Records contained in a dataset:
=== Begin Enclosure ===
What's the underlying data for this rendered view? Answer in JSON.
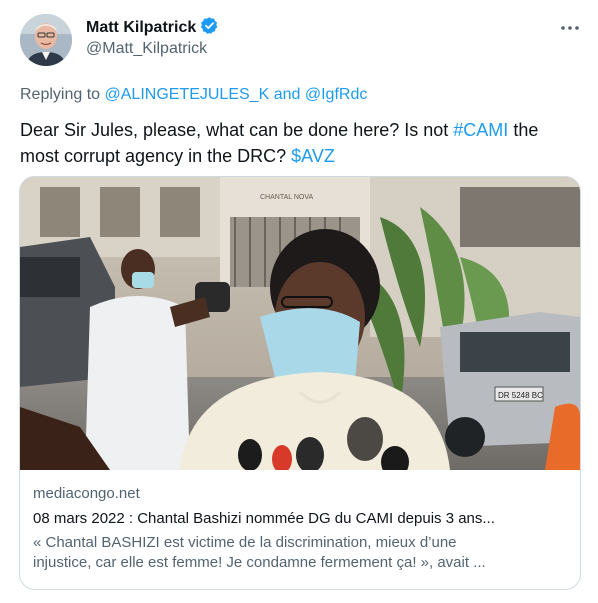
{
  "author": {
    "name": "Matt Kilpatrick",
    "handle": "@Matt_Kilpatrick",
    "verified": true,
    "verified_color": "#1d9bf0"
  },
  "reply": {
    "prefix": "Replying to",
    "user1": "@ALINGETEJULES_K",
    "conj": "and",
    "user2": "@IgfRdc"
  },
  "tweet": {
    "part1": "Dear Sir Jules, please, what can be done here? Is not",
    "hashtag": "#CAMI",
    "part2": "the most corrupt agency in the DRC?",
    "cashtag": "$AVZ"
  },
  "card": {
    "domain": "mediacongo.net",
    "title": "08 mars 2022 : Chantal Bashizi nommée DG du CAMI depuis 3 ans...",
    "description_line1": "« Chantal BASHIZI est victime de la discrimination, mieux d’une",
    "description_line2": "injustice, car elle est femme! Je condamne fermement ça! », avait ...",
    "image_sign": "CHANTAL NOVA",
    "plate": "DR 5248 BC"
  },
  "colors": {
    "link": "#1d9bf0",
    "text": "#0f1419",
    "secondary": "#536471",
    "border": "#cfd9de"
  }
}
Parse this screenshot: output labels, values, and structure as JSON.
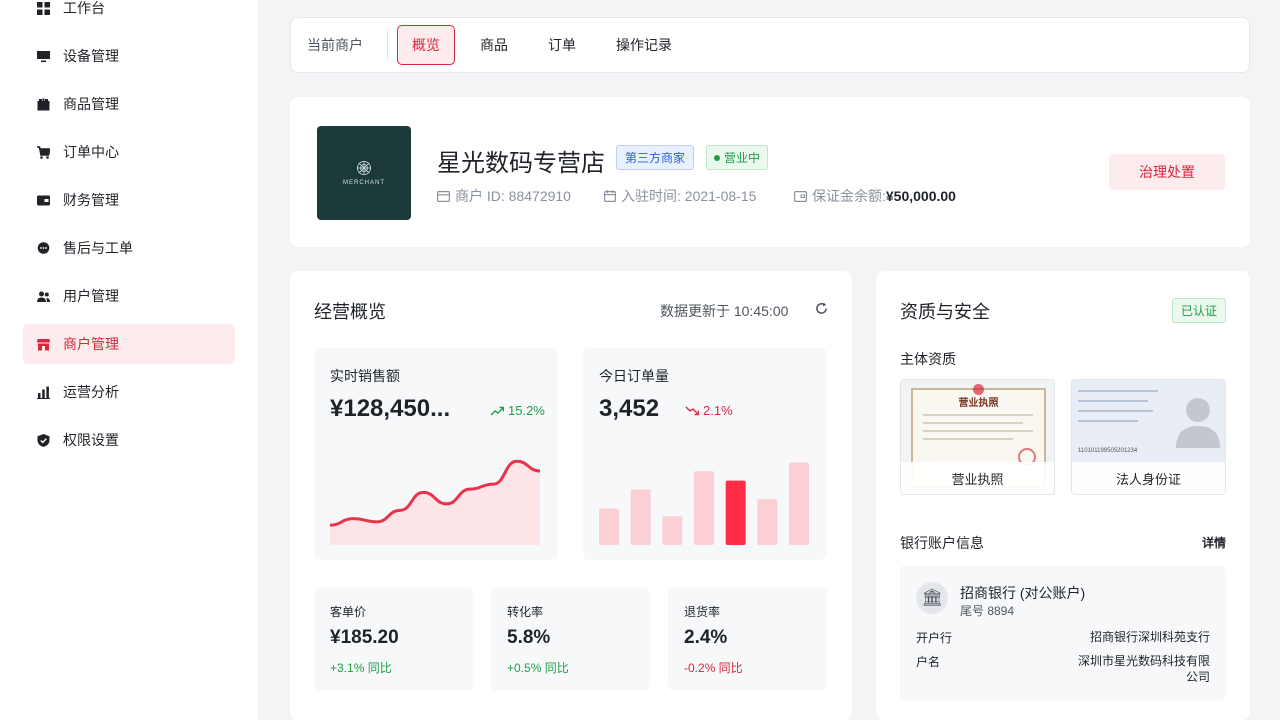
{
  "sidebar": {
    "items": [
      {
        "label": "工作台",
        "icon": "grid-icon"
      },
      {
        "label": "设备管理",
        "icon": "monitor-icon"
      },
      {
        "label": "商品管理",
        "icon": "box-icon"
      },
      {
        "label": "订单中心",
        "icon": "cart-icon"
      },
      {
        "label": "财务管理",
        "icon": "wallet-icon"
      },
      {
        "label": "售后与工单",
        "icon": "chat-icon"
      },
      {
        "label": "用户管理",
        "icon": "users-icon"
      },
      {
        "label": "商户管理",
        "icon": "store-icon",
        "active": true
      },
      {
        "label": "运营分析",
        "icon": "bar-chart-icon"
      },
      {
        "label": "权限设置",
        "icon": "shield-icon"
      }
    ]
  },
  "tabs": {
    "label": "当前商户",
    "items": [
      "概览",
      "商品",
      "订单",
      "操作记录"
    ],
    "active": "概览"
  },
  "merchant": {
    "logo_text": "MERCHANT",
    "name": "星光数码专营店",
    "type_badge": "第三方商家",
    "status_badge": "营业中",
    "id_text": "商户 ID: 88472910",
    "join_text": "入驻时间: 2021-08-15",
    "deposit_label": "保证金余额:",
    "deposit_value": "¥50,000.00",
    "action_label": "治理处置"
  },
  "overview": {
    "title": "经营概览",
    "update_text": "数据更新于 10:45:00",
    "sales": {
      "label": "实时销售额",
      "value": "¥128,450...",
      "trend": "15.2%",
      "trend_dir": "up"
    },
    "orders": {
      "label": "今日订单量",
      "value": "3,452",
      "trend": "2.1%",
      "trend_dir": "down"
    },
    "sales_sparkline": [
      12,
      20,
      16,
      30,
      52,
      38,
      56,
      62,
      90,
      78
    ],
    "orders_bars": [
      38,
      58,
      30,
      77,
      67,
      48,
      86
    ],
    "orders_bars_highlight_index": 4,
    "kpis": [
      {
        "label": "客单价",
        "value": "¥185.20",
        "delta": "+3.1% 同比",
        "dir": "up"
      },
      {
        "label": "转化率",
        "value": "5.8%",
        "delta": "+0.5% 同比",
        "dir": "up"
      },
      {
        "label": "退货率",
        "value": "2.4%",
        "delta": "-0.2% 同比",
        "dir": "down"
      }
    ]
  },
  "security": {
    "title": "资质与安全",
    "verified_badge": "已认证",
    "qual_title": "主体资质",
    "docs": [
      {
        "caption": "营业执照",
        "header": "营业执照"
      },
      {
        "caption": "法人身份证",
        "id_number": "110101199505201234"
      }
    ],
    "bank_title": "银行账户信息",
    "detail_link": "详情",
    "bank": {
      "name": "招商银行 (对公账户)",
      "tail": "尾号 8894",
      "branch_label": "开户行",
      "branch_value": "招商银行深圳科苑支行",
      "holder_label": "户名",
      "holder_value_1": "深圳市星光数码科技有限",
      "holder_value_2": "公司"
    }
  },
  "colors": {
    "accent": "#d9263b",
    "accent_bg": "#fdecee",
    "success": "#1f9d48",
    "bar": "#fbd0d5"
  }
}
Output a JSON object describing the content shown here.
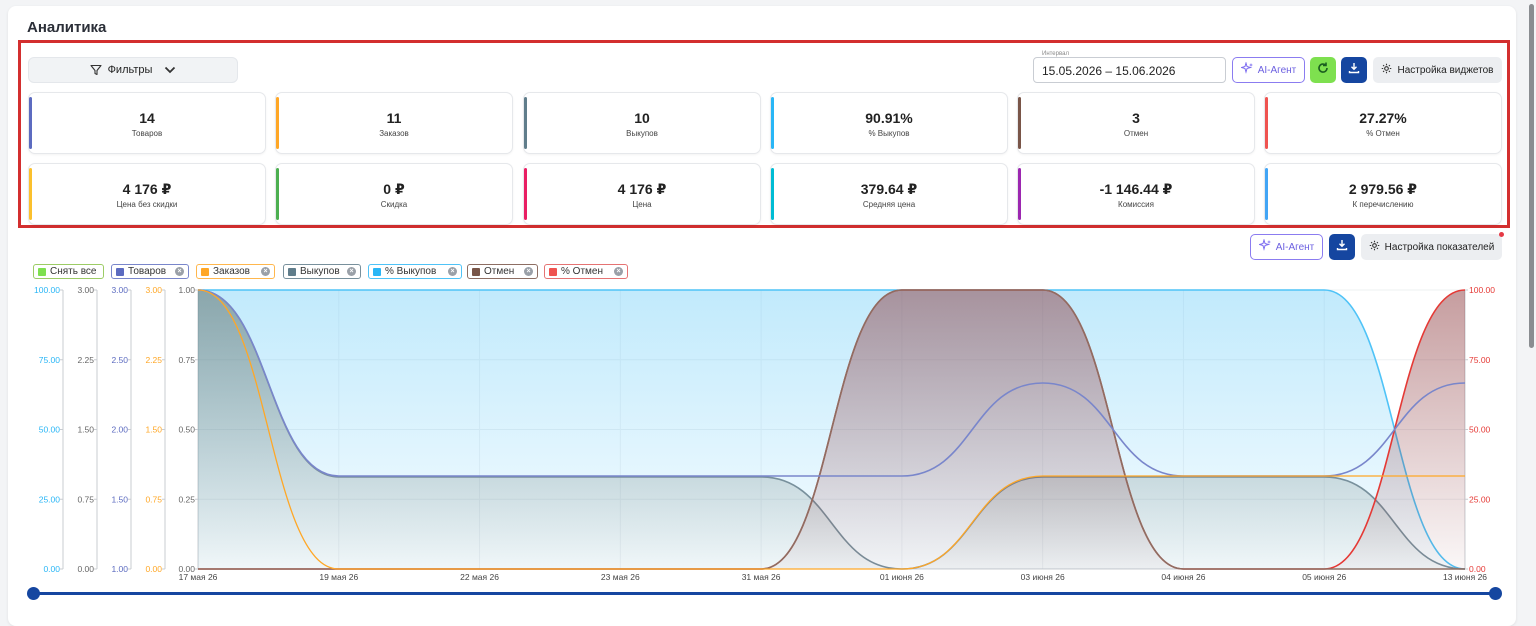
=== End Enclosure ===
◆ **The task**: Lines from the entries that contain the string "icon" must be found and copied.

◆ **Solution to the problem**:
        "icon": "grid-icon"
        "icon": "monitor-icon"
        "icon": "box-icon"
        "icon": "cart-icon"
        "icon": "wallet-icon"
        "icon": "chat-icon"
        "icon": "users-icon"
        "icon": "store-icon",
        "icon": "bar-chart-icon"
        "icon": "shield-icon"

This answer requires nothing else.